Life and Death of Peter Sellers
If you can believe this film-portrait of Peter Sellers – and it sticks fairly faithfully to the tenor of most published biographies of the man – he was an actor who could never make peace with the real world.
He would tell the most intimate details of the marriage to his second wife, Britt Ekland (Charlize Theron), to his first wife, Anne (Emily Watson). When his career has relaunched with a new Pink Panther movie in the '70s, he used the occasion to publicly maul the reputation of his director, Blake Edwards (John Lithgow). He based career decisions on the advice of a dodgy clairvoyant, Maurice (Stephen Fry). And he insisted on romancing Sophia Loren (Sonia Aquino) even after she had made perfectly clear that she was not interested.
Sellers (Geoffrey Rush) was an eternal child, a fantasist, a chameleon. It hardly seems an accident that this biopic appears now, in an era when fact-based stories including Catch Me If You Can (2002) and Shattered Glass (2003) deal with elaborate scams, secret lives and personalities so multiple that any real self seems to disappear beneath the masquerade.
The Life and Death of Peter Sellers is an odd spectacle. All biopics have to be ruthlessly selective, but this film's choices about what to include and omit are often baffling. Sellers' work with Stanley Kubrick (Stanley Tucci) is represented by Dr Strangelove (1964) but not Lolita (1962); only a stray gag with toilet paper alludes to the triumph of Edwards' The Party (1968); two of the star's wives are skipped in order to show an ageing Sellers in contemplative solitude at the time of making Being There (1979).
A more fundamental problem is the attitude this biopic takes towards its subject. The script by Christopher Markus and Stephen McFeely rushes to provide simplistic psychological explanations of Sellers' behaviour: he had a domineering mother and a weak father, leading to life-long infantilism and a severe Oedipus complex. Yet the film fudges even this banal character analysis by recourse to the hoariest cliché common to all modern, jazzy biopics in the shadow of Orson Welles' Citizen Kane (1941): namely, that such gifted individuals are ultimately inscrutable and unknowable.
If that is truly the case, why then bother making a biopic? The Life and Death of Peter Sellers evades this killer question by taking another currently popular option: presenting a 'self' as the sum of its wildly diverse masks and performances.
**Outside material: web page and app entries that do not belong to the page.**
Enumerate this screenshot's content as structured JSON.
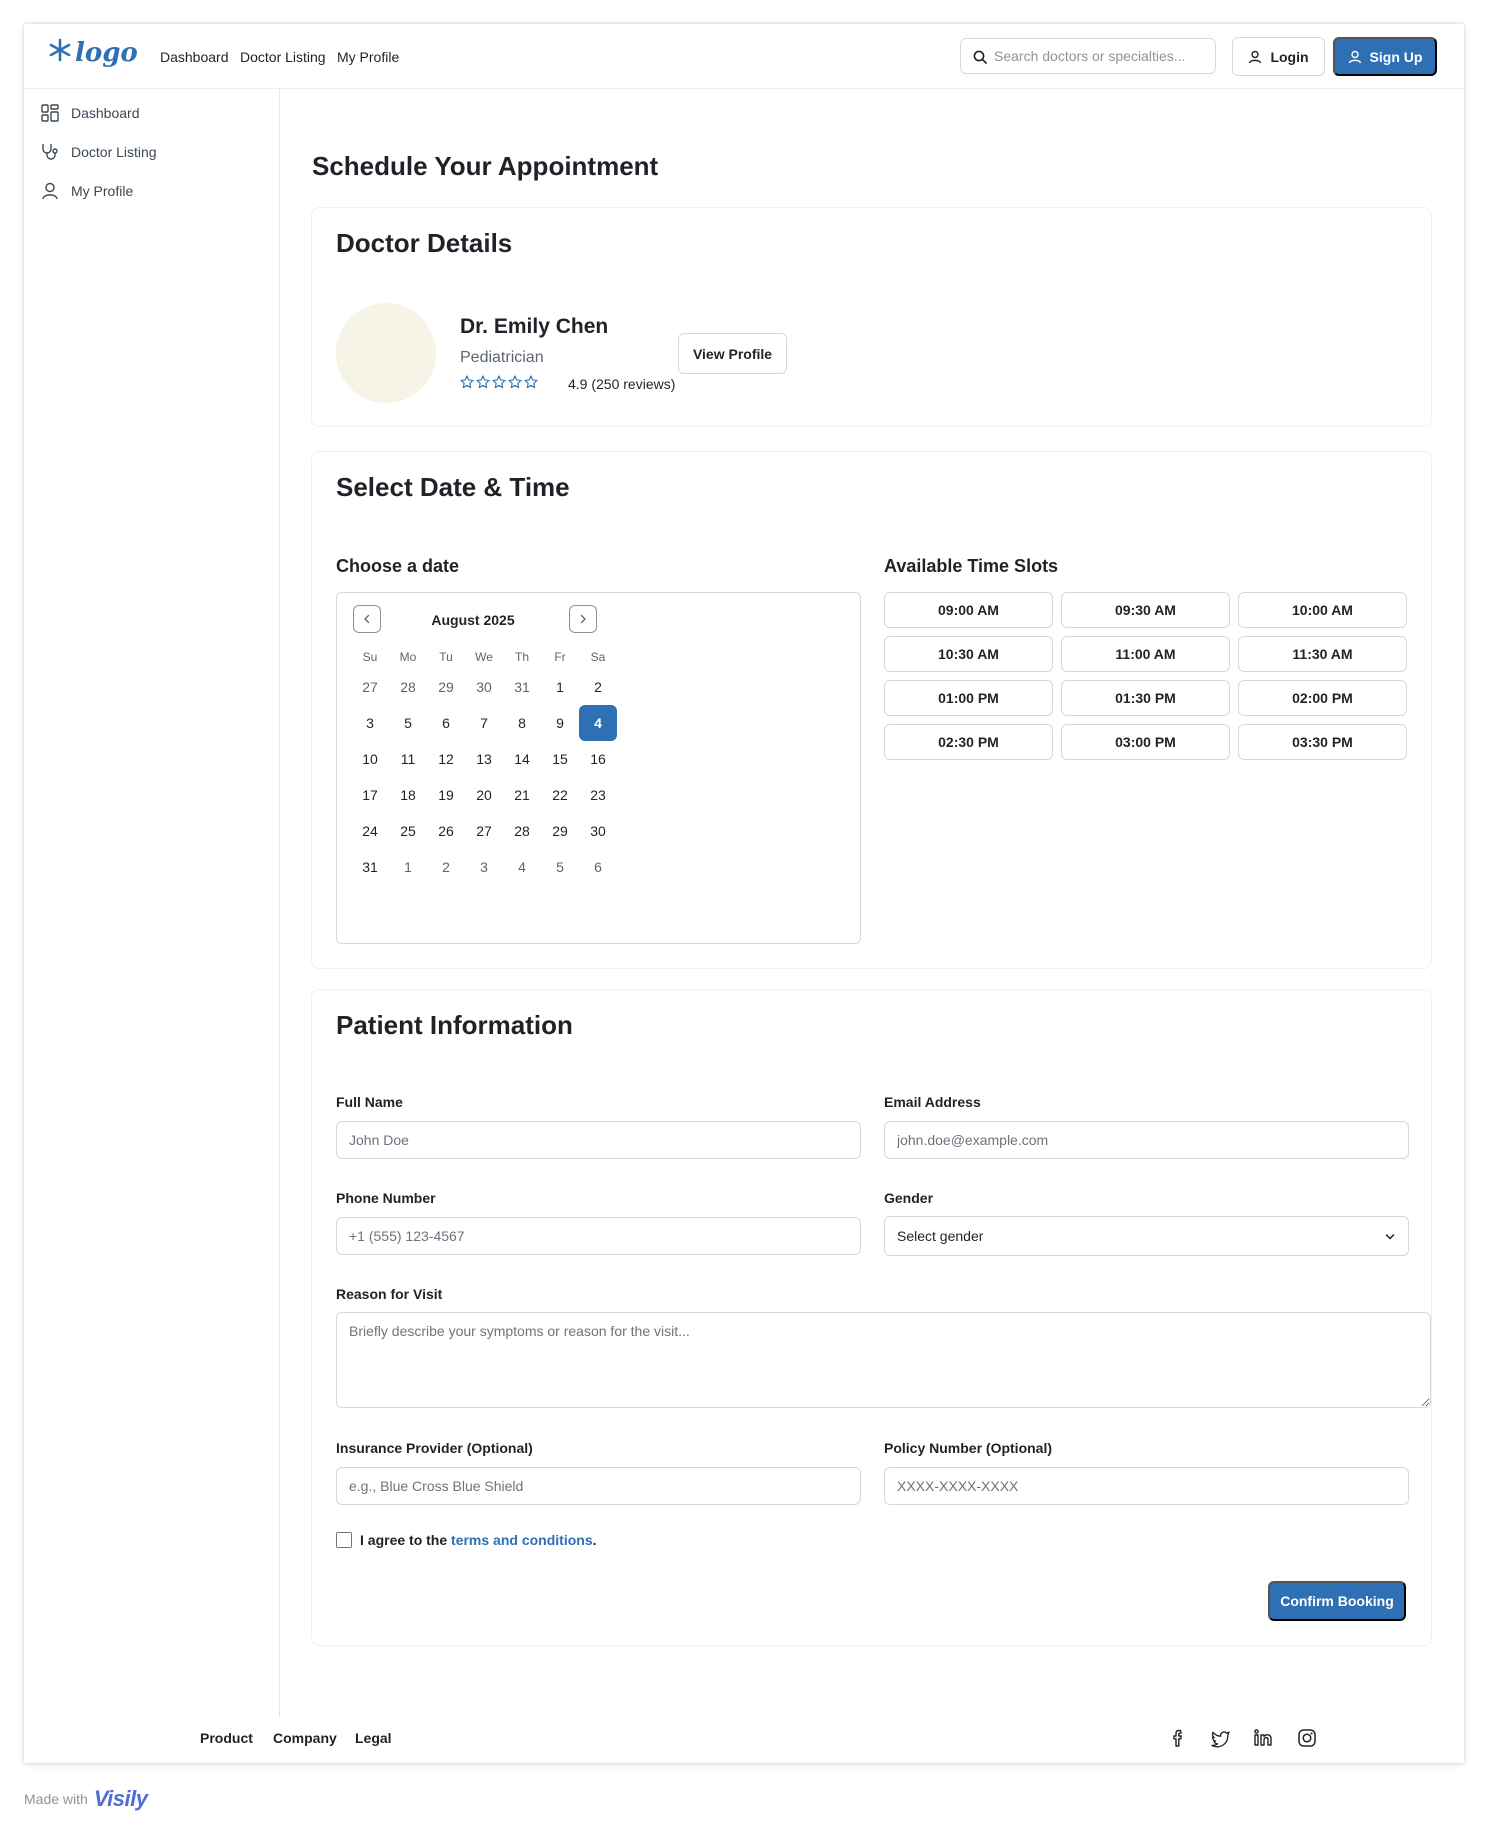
{
  "header": {
    "nav": [
      "Dashboard",
      "Doctor Listing",
      "My Profile"
    ],
    "search_placeholder": "Search doctors or specialties...",
    "login_label": "Login",
    "signup_label": "Sign Up"
  },
  "sidebar": {
    "items": [
      {
        "label": "Dashboard",
        "icon": "dashboard-icon"
      },
      {
        "label": "Doctor Listing",
        "icon": "stethoscope-icon"
      },
      {
        "label": "My Profile",
        "icon": "user-icon"
      }
    ]
  },
  "page": {
    "title": "Schedule Your Appointment"
  },
  "doctor": {
    "section_title": "Doctor Details",
    "name": "Dr. Emily Chen",
    "specialty": "Pediatrician",
    "rating_text": "4.9 (250 reviews)",
    "view_profile_label": "View Profile"
  },
  "datetime": {
    "section_title": "Select Date & Time",
    "choose_date_label": "Choose a date",
    "month": "August 2025",
    "weekdays": [
      "Su",
      "Mo",
      "Tu",
      "We",
      "Th",
      "Fr",
      "Sa"
    ],
    "weeks": [
      [
        "27",
        "28",
        "29",
        "30",
        "31",
        "1",
        "2"
      ],
      [
        "3",
        "5",
        "6",
        "7",
        "8",
        "9",
        "4"
      ],
      [
        "10",
        "11",
        "12",
        "13",
        "14",
        "15",
        "16"
      ],
      [
        "17",
        "18",
        "19",
        "20",
        "21",
        "22",
        "23"
      ],
      [
        "24",
        "25",
        "26",
        "27",
        "28",
        "29",
        "30"
      ],
      [
        "31",
        "1",
        "2",
        "3",
        "4",
        "5",
        "6"
      ]
    ],
    "selected_day": "4",
    "slots_label": "Available Time Slots",
    "slots": [
      "09:00 AM",
      "09:30 AM",
      "10:00 AM",
      "10:30 AM",
      "11:00 AM",
      "11:30 AM",
      "01:00 PM",
      "01:30 PM",
      "02:00 PM",
      "02:30 PM",
      "03:00 PM",
      "03:30 PM"
    ]
  },
  "patient": {
    "section_title": "Patient Information",
    "full_name_label": "Full Name",
    "full_name_placeholder": "John Doe",
    "email_label": "Email Address",
    "email_placeholder": "john.doe@example.com",
    "phone_label": "Phone Number",
    "phone_placeholder": "+1 (555) 123-4567",
    "gender_label": "Gender",
    "gender_value": "Select gender",
    "reason_label": "Reason for Visit",
    "reason_placeholder": "Briefly describe your symptoms or reason for the visit...",
    "insurance_label": "Insurance Provider (Optional)",
    "insurance_placeholder": "e.g., Blue Cross Blue Shield",
    "policy_label": "Policy Number (Optional)",
    "policy_placeholder": "XXXX-XXXX-XXXX",
    "agree_prefix": "I agree to the ",
    "agree_link": "terms and conditions",
    "agree_suffix": ".",
    "confirm_label": "Confirm Booking"
  },
  "footer": {
    "links": [
      "Product",
      "Company",
      "Legal"
    ],
    "social": [
      "facebook-icon",
      "twitter-icon",
      "linkedin-icon",
      "instagram-icon"
    ]
  },
  "watermark": {
    "prefix": "Made with",
    "brand": "Visily"
  },
  "colors": {
    "primary": "#2f6fb3",
    "avatar_bg": "#f6f4e6",
    "border": "#d5d9de"
  }
}
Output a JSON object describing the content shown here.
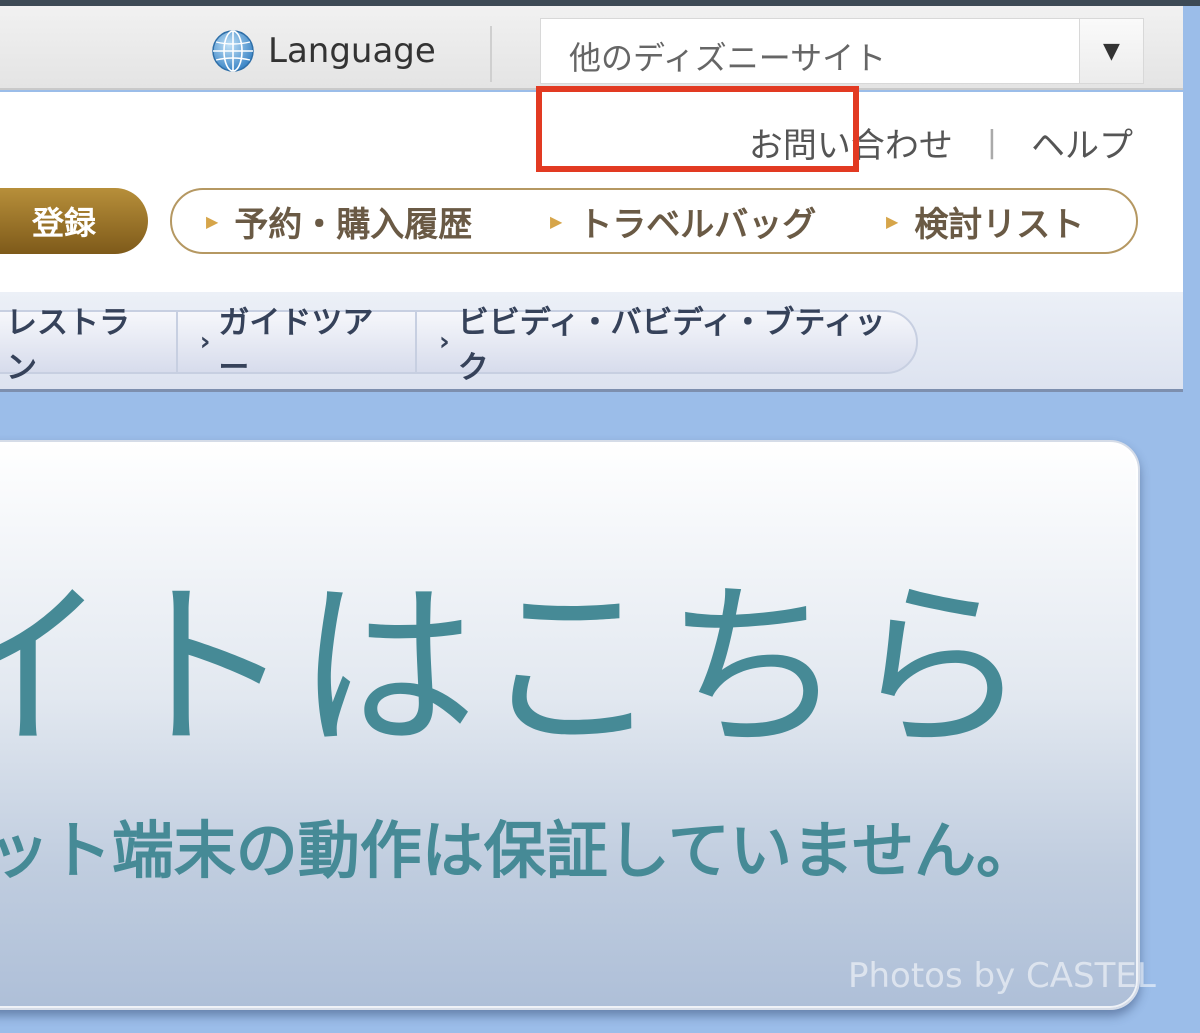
{
  "utility_bar": {
    "language_label": "Language",
    "site_select_value": "他のディズニーサイト",
    "select_arrow": "▼"
  },
  "header": {
    "links": [
      "お問い合わせ",
      "ヘルプ"
    ],
    "register_label": "登録",
    "mypage_nav": [
      "予約・購入履歴",
      "トラベルバッグ",
      "検討リスト"
    ],
    "highlighted_item": "トラベルバッグ",
    "highlight_color": "#e23a22"
  },
  "category_nav": {
    "tabs": [
      "レストラン",
      "ガイドツアー",
      "ビビディ・バビディ・ブティック"
    ]
  },
  "banner": {
    "title": "イトはこちら",
    "note": "ット端末の動作は保証していません。",
    "text_color": "#468a96"
  },
  "watermark": "Photos by CASTEL"
}
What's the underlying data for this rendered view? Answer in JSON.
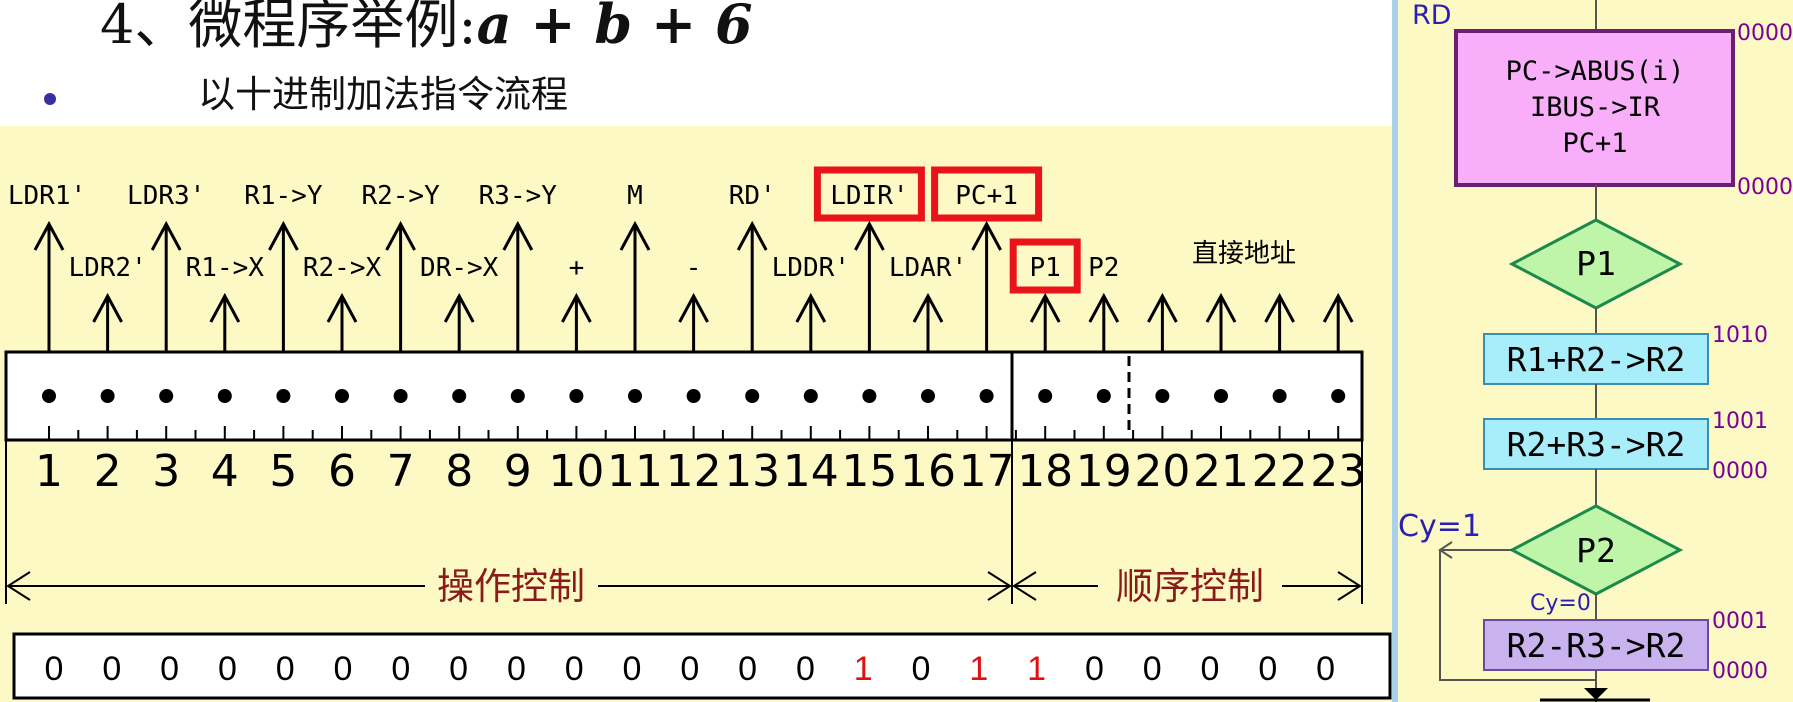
{
  "title": {
    "prefix": "4、微程序举例:",
    "expression": "a + b + 6"
  },
  "subtitle": "以十进制加法指令流程",
  "microword": {
    "top_signals": [
      "LDR1'",
      "LDR3'",
      "R1->Y",
      "R2->Y",
      "R3->Y",
      "M",
      "RD'",
      "LDIR'",
      "PC+1"
    ],
    "lower_signals": [
      "LDR2'",
      "R1->X",
      "R2->X",
      "DR->X",
      "+",
      "-",
      "LDDR'",
      "LDAR'",
      "P1",
      "P2"
    ],
    "direct_address": "直接地址",
    "bit_numbers": [
      "1",
      "2",
      "3",
      "4",
      "5",
      "6",
      "7",
      "8",
      "9",
      "10",
      "11",
      "12",
      "13",
      "14",
      "15",
      "16",
      "17",
      "18",
      "19",
      "20",
      "21",
      "22",
      "23"
    ],
    "section_operation": "操作控制",
    "section_sequence": "顺序控制",
    "bits": [
      "0",
      "0",
      "0",
      "0",
      "0",
      "0",
      "0",
      "0",
      "0",
      "0",
      "0",
      "0",
      "0",
      "0",
      "1",
      "0",
      "1",
      "1",
      "0",
      "0",
      "0",
      "0",
      "0"
    ],
    "highlight_color": "#e8141a",
    "bit_highlight_color": "#e01010"
  },
  "flowchart": {
    "rd_label": "RD",
    "box1": [
      "PC->ABUS(i)",
      "IBUS->IR",
      "PC+1"
    ],
    "box1_addr_top": "0000",
    "box1_addr_bottom": "0000",
    "diamond1": "P1",
    "box2": "R1+R2->R2",
    "box2_addr": "1010",
    "box3": "R2+R3->R2",
    "box3_addr_top": "1001",
    "box3_addr_bottom": "0000",
    "cy1": "Cy=1",
    "diamond2": "P2",
    "cy0": "Cy=0",
    "box4": "R2-R3->R2",
    "box4_addr_top": "0001",
    "box4_addr_bottom": "0000",
    "colors": {
      "box1_fill": "#f9aef9",
      "box1_border": "#6a2070",
      "diamond_fill": "#bff5a8",
      "diamond_border": "#1c8a4a",
      "box_cyan": "#a8eefa",
      "box_purple": "#c8b3ee"
    }
  }
}
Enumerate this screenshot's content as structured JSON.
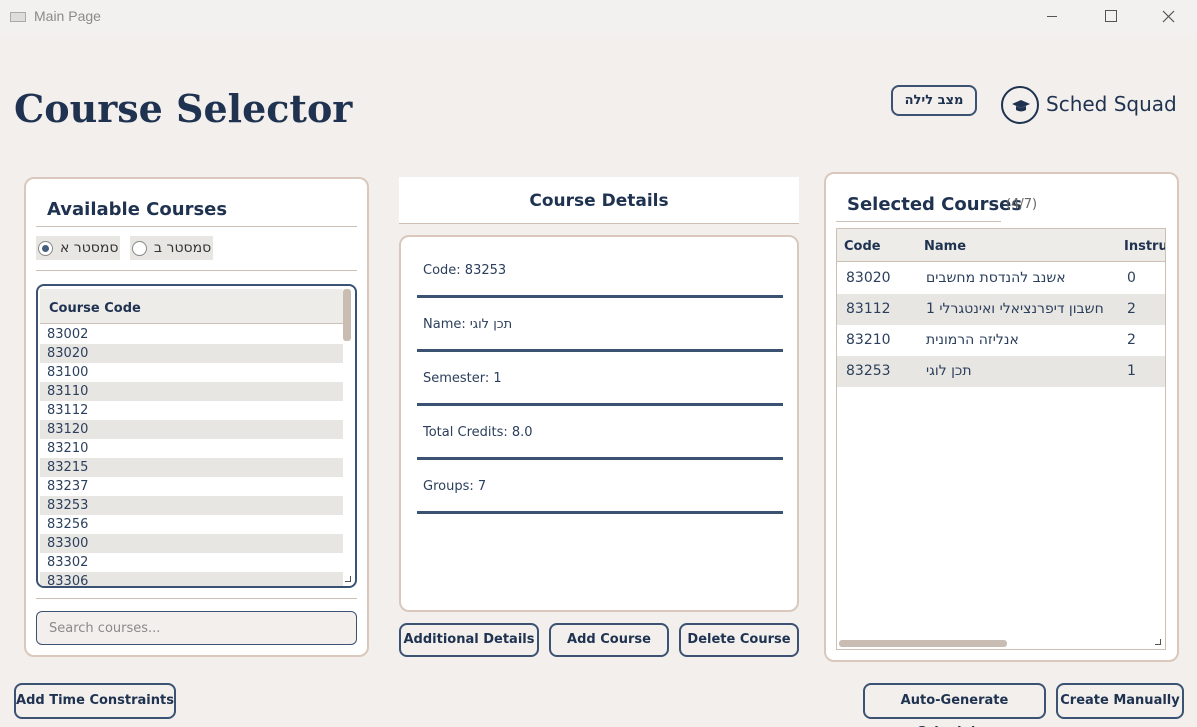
{
  "window": {
    "title": "Main Page"
  },
  "header": {
    "title": "Course Selector",
    "night_mode_label": "מצב לילה",
    "brand": "Sched Squad"
  },
  "available": {
    "title": "Available Courses",
    "semester_a": "סמסטר א",
    "semester_b": "סמסטר ב",
    "column_header": "Course Code",
    "codes": [
      "83002",
      "83020",
      "83100",
      "83110",
      "83112",
      "83120",
      "83210",
      "83215",
      "83237",
      "83253",
      "83256",
      "83300",
      "83302",
      "83306"
    ],
    "search_placeholder": "Search courses..."
  },
  "details": {
    "title": "Course Details",
    "code": "Code: 83253",
    "name": "Name: תכן לוגי",
    "semester": "Semester: 1",
    "credits": "Total Credits: 8.0",
    "groups": "Groups: 7",
    "additional_label": "Additional Details",
    "add_label": "Add Course",
    "delete_label": "Delete Course"
  },
  "selected": {
    "title": "Selected Courses",
    "count": "(4/7)",
    "headers": {
      "code": "Code",
      "name": "Name",
      "instructor": "Instruc"
    },
    "rows": [
      {
        "code": "83020",
        "name": "אשנב להנדסת מחשבים",
        "instructors": "0"
      },
      {
        "code": "83112",
        "name": "חשבון דיפרנציאלי ואינטגרלי 1",
        "instructors": "2"
      },
      {
        "code": "83210",
        "name": "אנליזה הרמונית",
        "instructors": "2"
      },
      {
        "code": "83253",
        "name": "תכן לוגי",
        "instructors": "1"
      }
    ]
  },
  "footer": {
    "time_constraints_label": "Add Time Constraints",
    "auto_generate_label": "Auto-Generate Schedules",
    "create_manually_label": "Create Manually"
  }
}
The Andy Kaufman biopic Man on the Moon (1999) made this case far more convincingly.
Here, in director Stephen Hopkins' nod to the garish style pioneered by Bob Fosse in All That Jazz (1979), the notion of a life as a perpetual performance (or one big circus) provides the pretext for studiously surreal fantasy sequences, drug-induced hallucinations and pointless passages where the film breaks its illusion and presents Rush in the garb of all the major characters, be they young or old, male or female.
Everything in this story comes heavily filtered through pop-culture notions of what the 1960s and '70s, with its explosion of affluence and decadence, looked and felt like. In this, Hopkins's film frequently resembles another cautionary tale of celebrity gone mad, Paul Schrader's Bob Crane biopic Auto Focus (2002). But one quickly wearies of the emblematic procession of classic songs, hemlines and hairdos.
The Life and Death of Peter Sellers provides a virtuoso vehicle for Geoffrey Rush, who does not fail to impress – although he is surely in danger of basing his entire career on eccentric, oddball stylisations. Rush's acting is technically brilliant, but the conception of his role comes wrapped inside a frustrating conceit: since we cannot know the 'real' Sellers, Rush renders even the star's most intimate moments via careful mimicry of something he did on-screen.
On this as on every level, the movie becomes a facile hall of mirrors: it uses the most stereotypical and artificial means in order to describe (and even denounce) a man 'without soul'.
There are, nevertheless, some striking scenes in the film, such as the powerful moment, largely told visually, when Sellers takes revenge on his son for inadvertently damaging his new status-symbol car; or the uncomfortable episode when Britt announces her pregnancy to a nonplussed Sellers sitting on the toilet.
© Adrian Martin August 2004